And a tweet asked, “Have you finished all the important topics to ask about the dog and the pig’s body?”
While some urged “not to discuss the word of God,” according to what they said.
Supporters of dog purity
On the other hand, another group supported Karima’s opinion, pointing out that the dog is pure according to the Malikite mindset and that Karima was not mistaken in throwing all this controversy after him.
While some have indicated that this is not Ahmed Karima’s personal opinion, but rather Sharia and Islamic jurisprudence.
Researchers’ divergence about dog purity
At a time when tweeters were supporting Dr. Ahmed Karima’s statements, Abbas Shoman, fatwa supervisor at Al-Azhar Al-Sharif, told the BBC that there is a divergence among researchers regarding the purity of dogs.
Shoman pointed out that there are three opinions one can trust: The first of them is that the dog is pure based on Imam Malick’s opinion, but this statement is appropriate for the military police who use dogs to detect drugs and explosives.

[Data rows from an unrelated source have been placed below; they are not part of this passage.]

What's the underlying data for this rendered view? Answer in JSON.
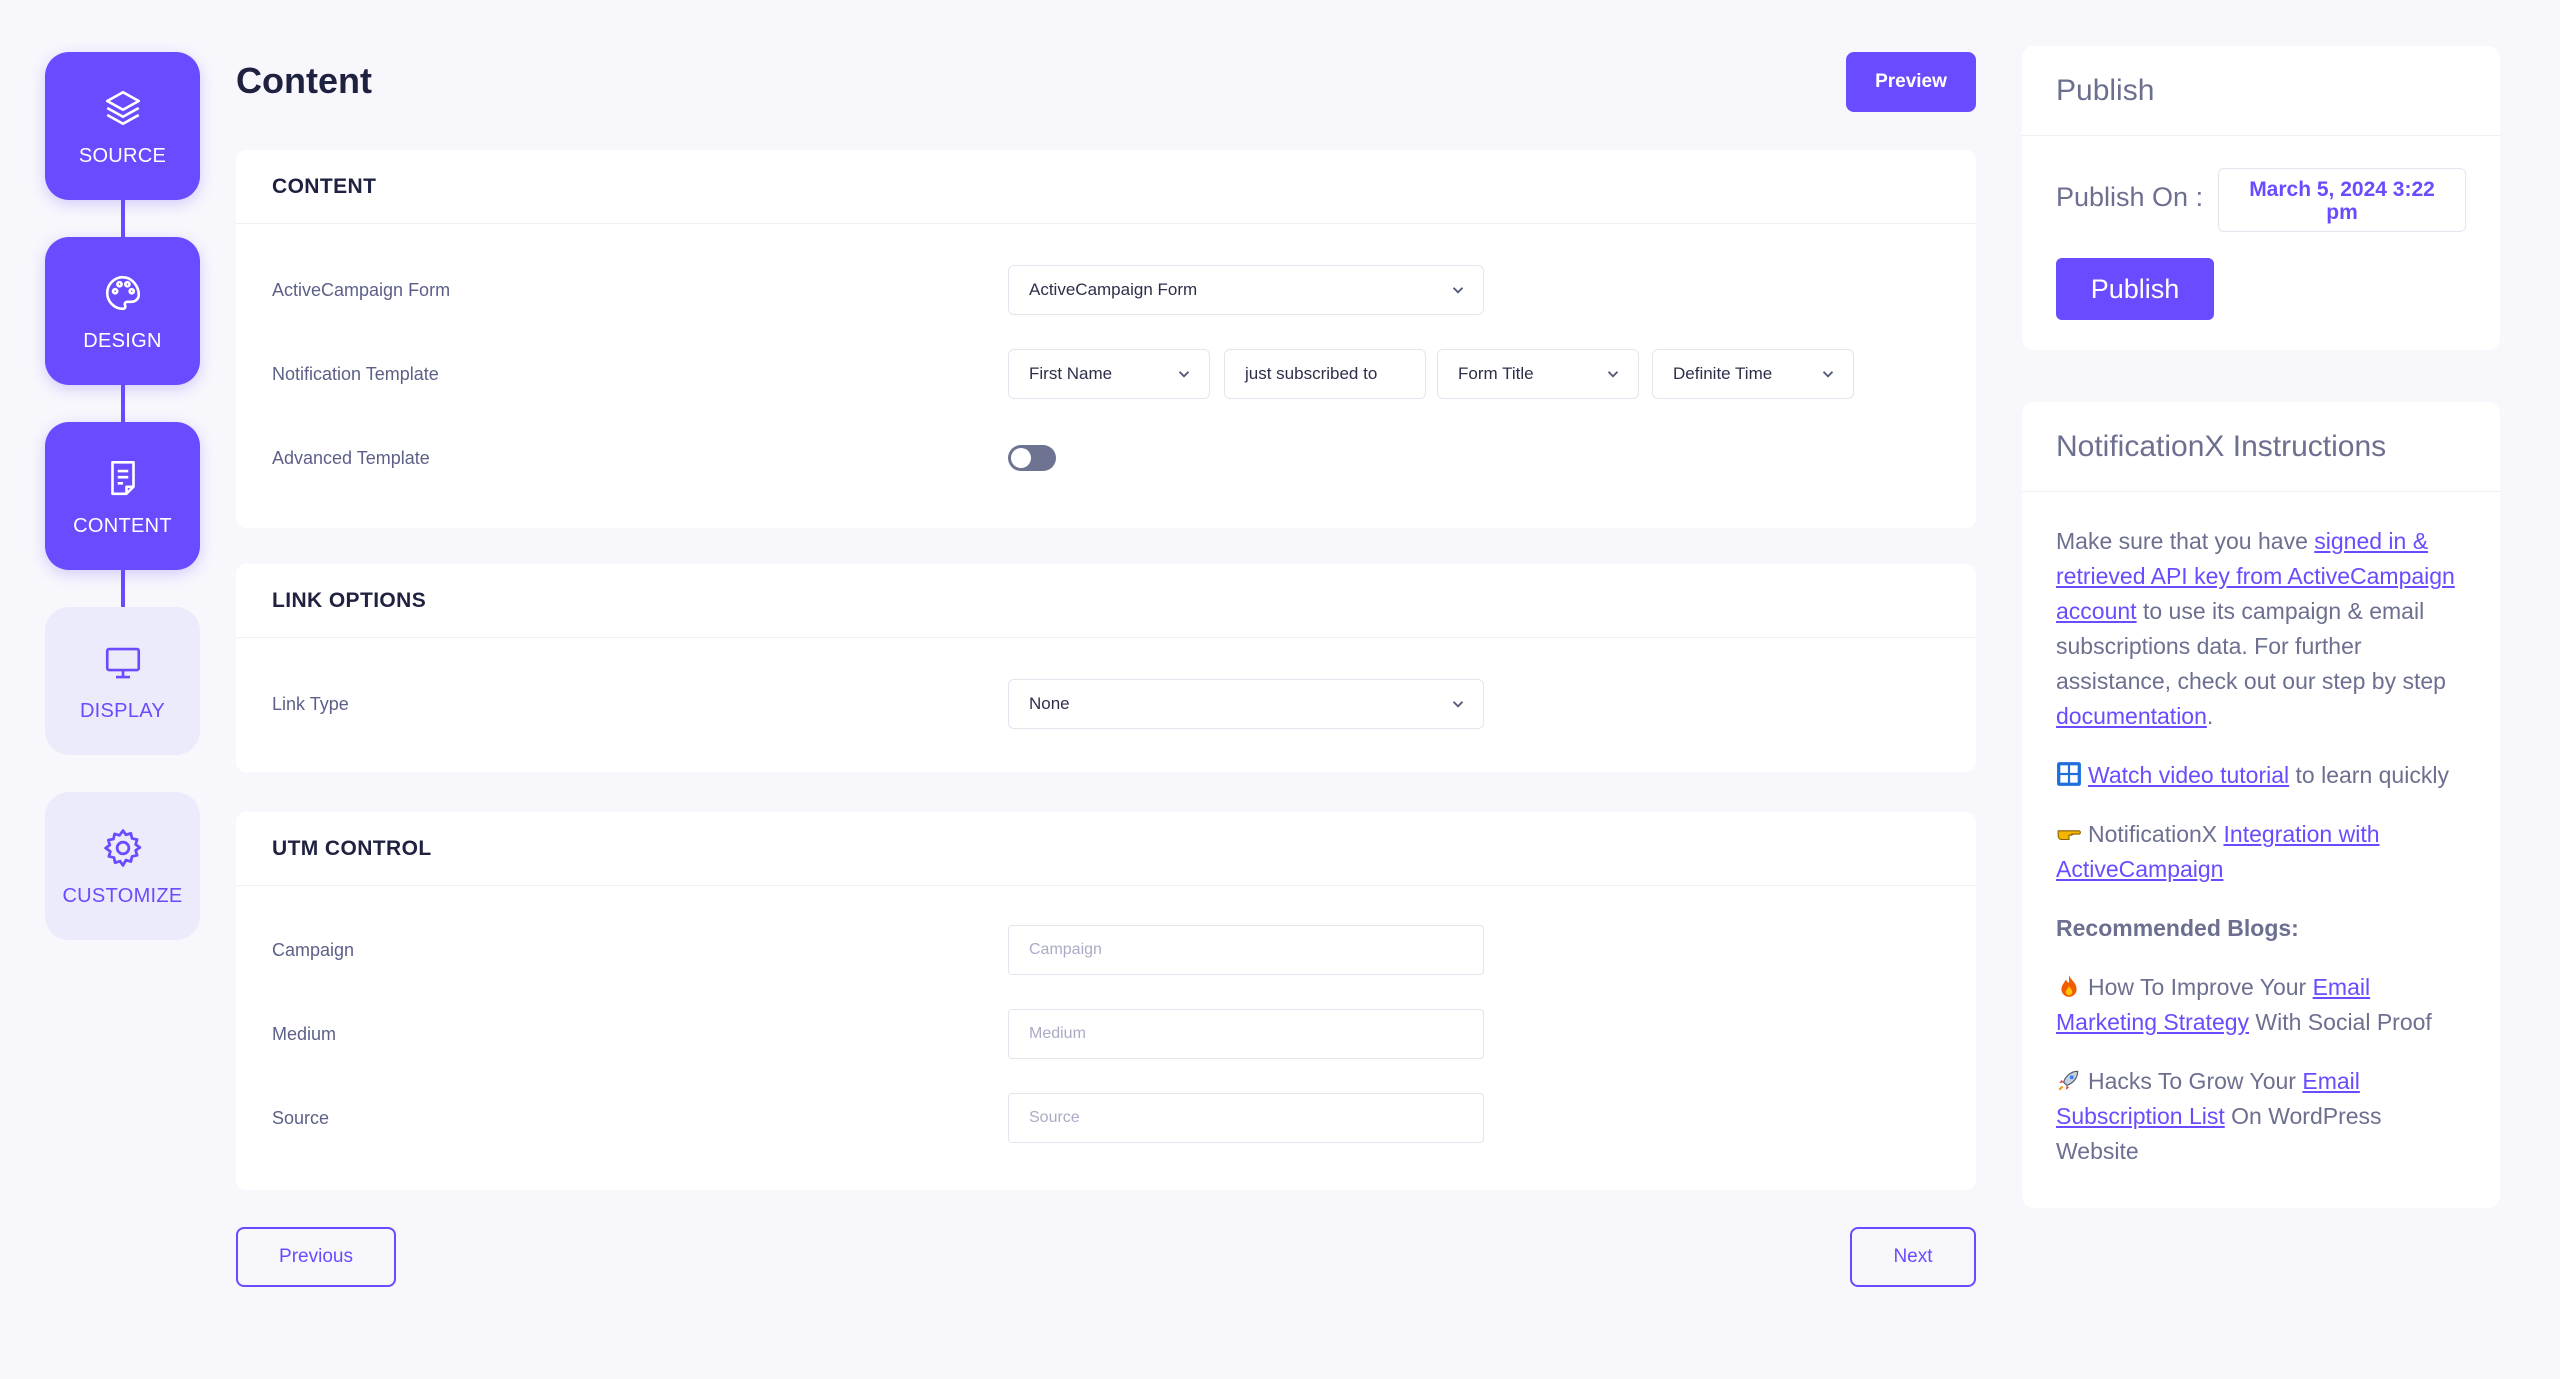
{
  "steps": [
    {
      "label": "SOURCE",
      "icon": "layers-icon",
      "state": "active"
    },
    {
      "label": "DESIGN",
      "icon": "palette-icon",
      "state": "active"
    },
    {
      "label": "CONTENT",
      "icon": "document-icon",
      "state": "active"
    },
    {
      "label": "DISPLAY",
      "icon": "monitor-icon",
      "state": "inactive"
    },
    {
      "label": "CUSTOMIZE",
      "icon": "gear-icon",
      "state": "inactive"
    }
  ],
  "page": {
    "title": "Content",
    "preview_label": "Preview"
  },
  "content_section": {
    "heading": "CONTENT",
    "form_label": "ActiveCampaign Form",
    "form_value": "ActiveCampaign Form",
    "template_label": "Notification Template",
    "template": {
      "field1": "First Name",
      "text": "just subscribed to",
      "field2": "Form Title",
      "field3": "Definite Time"
    },
    "advanced_label": "Advanced Template",
    "advanced_enabled": false
  },
  "link_section": {
    "heading": "LINK OPTIONS",
    "link_type_label": "Link Type",
    "link_type_value": "None"
  },
  "utm_section": {
    "heading": "UTM CONTROL",
    "campaign_label": "Campaign",
    "campaign_placeholder": "Campaign",
    "medium_label": "Medium",
    "medium_placeholder": "Medium",
    "source_label": "Source",
    "source_placeholder": "Source"
  },
  "nav": {
    "previous_label": "Previous",
    "next_label": "Next"
  },
  "publish": {
    "heading": "Publish",
    "publish_on_label": "Publish On :",
    "date_line1": "March 5, 2024 3:22",
    "date_line2": "pm",
    "button_label": "Publish"
  },
  "instructions": {
    "heading": "NotificationX Instructions",
    "p1_pre": "Make sure that you have ",
    "p1_link1": "signed in & retrieved API key from ActiveCampaign account",
    "p1_mid": " to use its campaign & email subscriptions data. For further assistance, check out our step by step ",
    "p1_link2": "documentation",
    "p1_end": ".",
    "video_link": "Watch video tutorial",
    "video_post": " to learn quickly",
    "integration_pre": "NotificationX ",
    "integration_link": "Integration with ActiveCampaign",
    "blogs_heading": "Recommended Blogs:",
    "blog1_pre": "How To Improve Your ",
    "blog1_link": "Email Marketing Strategy",
    "blog1_post": " With Social Proof",
    "blog2_pre": "Hacks To Grow Your ",
    "blog2_link": "Email Subscription List",
    "blog2_post": " On WordPress Website"
  },
  "colors": {
    "accent": "#6a4bff",
    "background": "#f7f7fc",
    "inactive_step": "#ecebfb"
  }
}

He added: “This advice can be taken in this case, as for the breeding of dogs at home, it is intended for breeders who use dogs for guard and hunting, but it is definitely not suitable for breeding dogs at home, because there are, contrary to Imam Malick’s view, an opinion from Imam Ibn Hanbal, who sees that the dog is completely unclean and therefore unfit to be brought up in houses. “
Mr. Shoman believed that “every case has its own fatwa”, pointing out that “the lawyers disagreed about the purity of the dog, but most lawyers agreed on the impurity of its saliva”, and therefore “anyone who can not be on guard against dog cleanliness “by his tongue and his contact with utensils and other things in houses, then he should not raise the dog.”
Abbas Shoman pointed out that “there is disagreement between the Malikites and the Hanbalites about the purity of the dogs. Malik bin Anas thinks he is clean, while Ibn Hanbal thinks he is not clean.”
He added: “Each opinion has its advantages and its considerations and its suitability for the situation of those who want to own a dog, but it is better to be wary of its saliva, as it may contain impurities or microbes.”
As for the purity of the pigs, Schumann pointed out that “pork is unclean and it is forbidden to eat it and it is not allowed to possess or eat it” and that this is what scholars of Islamic jurisprudence agree on.
Mr. Shoman ended his interview with the BBC by “drawing attention to key issues, asking about the relevance of the controversy surrounding the dog and the pig”, describing them as “sub-questions, old and repeated, and their decisions are clear in Islamic case law, while all overlook more important immediate issues that require treatment and the diligence of scholars. ”